Nobody can dispute that 2017 was a big year for ETFs with record inflows, pushing global assets to break the £3 trillion mark.
Next year industry experts expect another stellar period of expansion. But asset growth aside, speakers at the recent Inside ETFs Europe conference also anticipates four other trends. Hedre they are:
1. ESG will start to go mainstream
There only are 36 ‘socially conscious’ different ETFs listed in Europe with total assets of around £4.7 billion, according to Morningstar, although providers like iShares have recently added to their ranges.
Yet Nicco Ferrarini, executive director, EMEA client coverage, MSCI, said environmental, social and governance-focused ETFs would become the new normal within a decade.
‘There is mounting evidence that ESG can add to the performance of your portfolio in terms of risk mitigation,’ he said. ‘The ‘G’ in ESG – governance – has really helped protect you from the worst corporate scandals in the last few years, like BP’s oil spill, or Valeant’s accounting scandal, or the Volkswagen emissions cover-up or the Equifax data leak.’
He added: ‘I’m not suggesting indexes can forecast every corporate scandal out there but if it can forecast 20-30% of them investors will benefit.’
Ferrarini pointed out that millennials are much more likely to want ESG funds in their portfolios, as it ‘feels good and has a wow factor’.
ESG funds in Europe are gathering pace, with the iShares Dow Jones Europe Sustainability Screened UCITS ETF (IESE LN) gaining £89 million in September alone.
2. New entrants
Several asset managers in the UK have expanded into ETFs this year, such as JP Morgan Asset Management, Franklin Templeton Investments and Fidelity International, while providers in the US like First Trust have recently entered European waters.
Ferrarini said this trend was likely to continue, particularly from providers in the US.

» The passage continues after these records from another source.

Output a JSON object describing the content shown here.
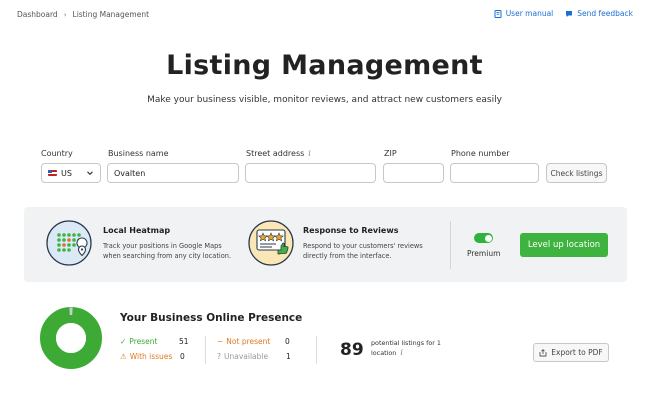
{
  "breadcrumb": {
    "root": "Dashboard",
    "current": "Listing Management"
  },
  "toplinks": {
    "manual": "User manual",
    "feedback": "Send feedback"
  },
  "page": {
    "title": "Listing Management",
    "subtitle": "Make your business visible, monitor reviews, and attract new customers easily"
  },
  "form": {
    "country_label": "Country",
    "country_value": "US",
    "business_label": "Business name",
    "business_value": "Ovalten",
    "street_label": "Street address",
    "street_info": "i",
    "zip_label": "ZIP",
    "phone_label": "Phone number",
    "check_button": "Check listings"
  },
  "promo": {
    "heatmap_title": "Local Heatmap",
    "heatmap_text_1": "Track your positions in Google Maps",
    "heatmap_text_2": "when searching from any city location.",
    "reviews_title": "Response to Reviews",
    "reviews_text_1": "Respond to your customers' reviews",
    "reviews_text_2": "directly from the interface.",
    "premium_label": "Premium",
    "level_up_button": "Level up location"
  },
  "presence": {
    "title": "Your Business Online Presence",
    "present_label": "Present",
    "present_count": "51",
    "issues_label": "With issues",
    "issues_count": "0",
    "not_present_label": "Not present",
    "not_present_count": "0",
    "unavailable_label": "Unavailable",
    "unavailable_count": "1",
    "potential_count": "89",
    "potential_text_1": "potential listings for 1",
    "potential_text_2": "location",
    "potential_info": "i",
    "export_button": "Export to PDF"
  },
  "colors": {
    "accent_green": "#3eb33f",
    "link_blue": "#1a6fd3",
    "warning_orange": "#e07a1f",
    "donut_green": "#3daa35"
  },
  "donut_data": {
    "present": 51,
    "with_issues": 0,
    "not_present": 0,
    "unavailable": 1
  }
}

He warned: ‘We will always have this problem of fragmentation in Europe and it’s not always understood by new entrants. Some will be successful but the key for them is to find niche parts of the market, as other parts of the market today appear quite saturated.’
3. More fixed income and smart beta
Inflows into Europe-listed smart beta ETFs reached £8.2 billion this year to the end of September, Deutsche Bank found, and most providers continue to build up their own suites of factor ETFs.
Mohamed M’Rabti, deputy head of FundsPlace and head of ETFs, Euroclear, said there was still a question mark whether smart beta would become mainstream, but said there was room to grow in fixed income.
‘If you look at what was offered 10 years ago you had govvies, corporate and high yield bonds and so-called ‘all maturities’ products, whereas now we have more granular products as the market has completely changed,’ he said. ‘That will be the future of not just ETFs but of the market as a whole.’
Hortense Bioy, director, passive funds research, Morningstar, said she expects to see more thematic ETFs used as satellite holdings.
‘I think we’ve covered the core in terms of portfolios building blocks and around that we will see more fringe or niche products,’ she said.
4. MiFID II will drive more investors towards ETFs
After years of discussion, the pan-European Markets in Financial Instruments Directive (MiFID II) is coming into force in January 2018.
‘MiFID II will put more focus on cost,’ said Matthieu Guignard, global head of product development and capital markets, Amundi ETF, indexing and smart beta. And that will push more distributors to use low-cost bricks for their allocation.’
MiFID II also provides more transparency as it requires investors to report transactions including over the counter trades.
‘This will show the true volume and liquidity of products, and that is positive as it will boost investors’ confidence in ETFs,’ he said.